One piece of content was the spark that landed her a $1 million investment.
Let’s say you spend heavily on traveling, meeting with investors, and trying to get in front of the right people. If you can allocate some of those costs to content instead (let’s say $20,000), you have one more tool for getting in touch with the right people.
So now you’re at $220,000, and you still haven’t gone to the marketing department.
Although these are very different areas, let’s look at them as a unit. You want these groups of people actively engaged in your organization, telling others what they know about you and positioning your company in a positive light.
Content can help with this. Clients are much more likely to share an article you wrote than your brochure or proposal. When they share your quality content, their contacts will potentially ask how they know about your company, and bingo: referral time.
Content can help with employee advocacy, too. Employees want to work for the best, and when they can brag about working for the best by sharing your expert content, it instills pride in working there. It’s also more enjoyable for an employee to share an awesome article about your company culture than a stale job description. This helps with customer acquisition, talent acquisition, and overall brand awareness.
Let’s say you’re able to pull $10,000 from different budgets that play into customer loyalty and employee advocacy.
Now you have $230,000 to work with.

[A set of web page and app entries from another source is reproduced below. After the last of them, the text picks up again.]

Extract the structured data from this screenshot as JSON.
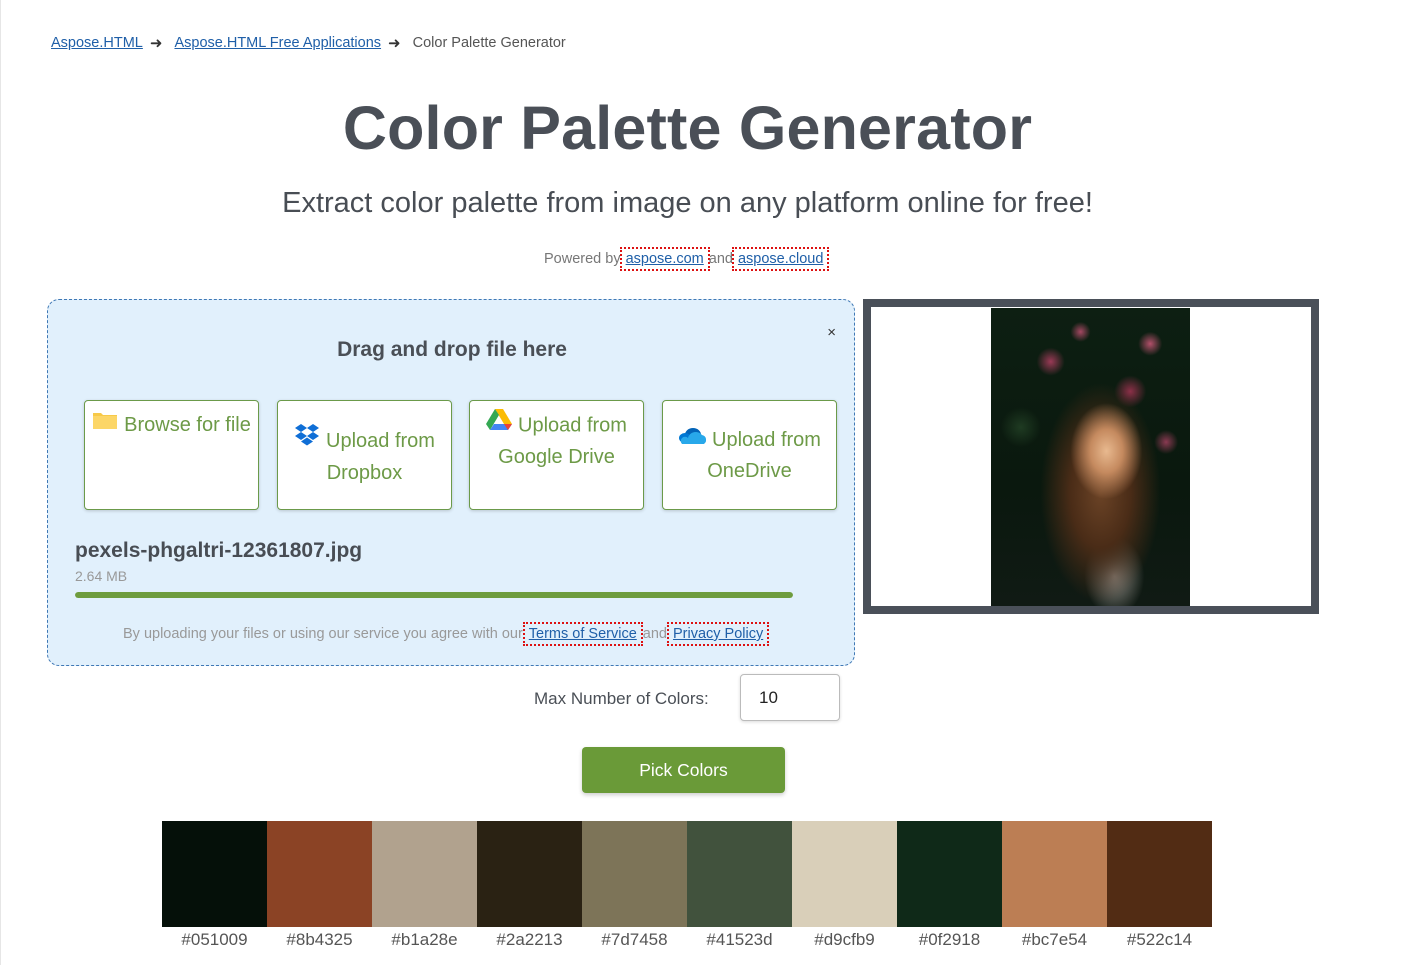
{
  "breadcrumb": {
    "items": [
      {
        "label": "Aspose.HTML"
      },
      {
        "label": "Aspose.HTML Free Applications"
      }
    ],
    "separator": "➜",
    "current": "Color Palette Generator"
  },
  "header": {
    "title": "Color Palette Generator",
    "subtitle": "Extract color palette from image on any platform online for free!"
  },
  "powered": {
    "prefix": "Powered by",
    "link1": "aspose.com",
    "conj": "and",
    "link2": "aspose.cloud"
  },
  "dropzone": {
    "title": "Drag and drop file here",
    "close_icon": "×",
    "buttons": [
      {
        "icon": "folder-icon",
        "label": "Browse for file"
      },
      {
        "icon": "dropbox-icon",
        "label": "Upload from Dropbox"
      },
      {
        "icon": "google-drive-icon",
        "label": "Upload from Google Drive"
      },
      {
        "icon": "onedrive-icon",
        "label": "Upload from OneDrive"
      }
    ],
    "file": {
      "name": "pexels-phgaltri-12361807.jpg",
      "size": "2.64 MB",
      "progress": 1.0
    },
    "agreement": {
      "text": "By uploading your files or using our service you agree with our",
      "terms": "Terms of Service",
      "conj": "and",
      "privacy": "Privacy Policy"
    }
  },
  "preview": {
    "description": "Uploaded photo: woman with long hair among flowering shrubs in sunlight"
  },
  "options": {
    "max_colors_label": "Max Number of Colors:",
    "max_colors_value": "10",
    "pick_button": "Pick Colors"
  },
  "palette": {
    "colors": [
      "#051009",
      "#8b4325",
      "#b1a28e",
      "#2a2213",
      "#7d7458",
      "#41523d",
      "#d9cfb9",
      "#0f2918",
      "#bc7e54",
      "#522c14"
    ]
  },
  "colors": {
    "accent_green": "#6a9a38",
    "link_blue": "#1f5fa8",
    "dropzone_bg": "#e1f0fc"
  }
}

Finally, we’ve reached the marketing department. Suddenly, all you need to ask for is $140,000 out of the $1 million marketing budget. That’s not even 15 percent; that’s less than the average company that isn’t doing content well spends.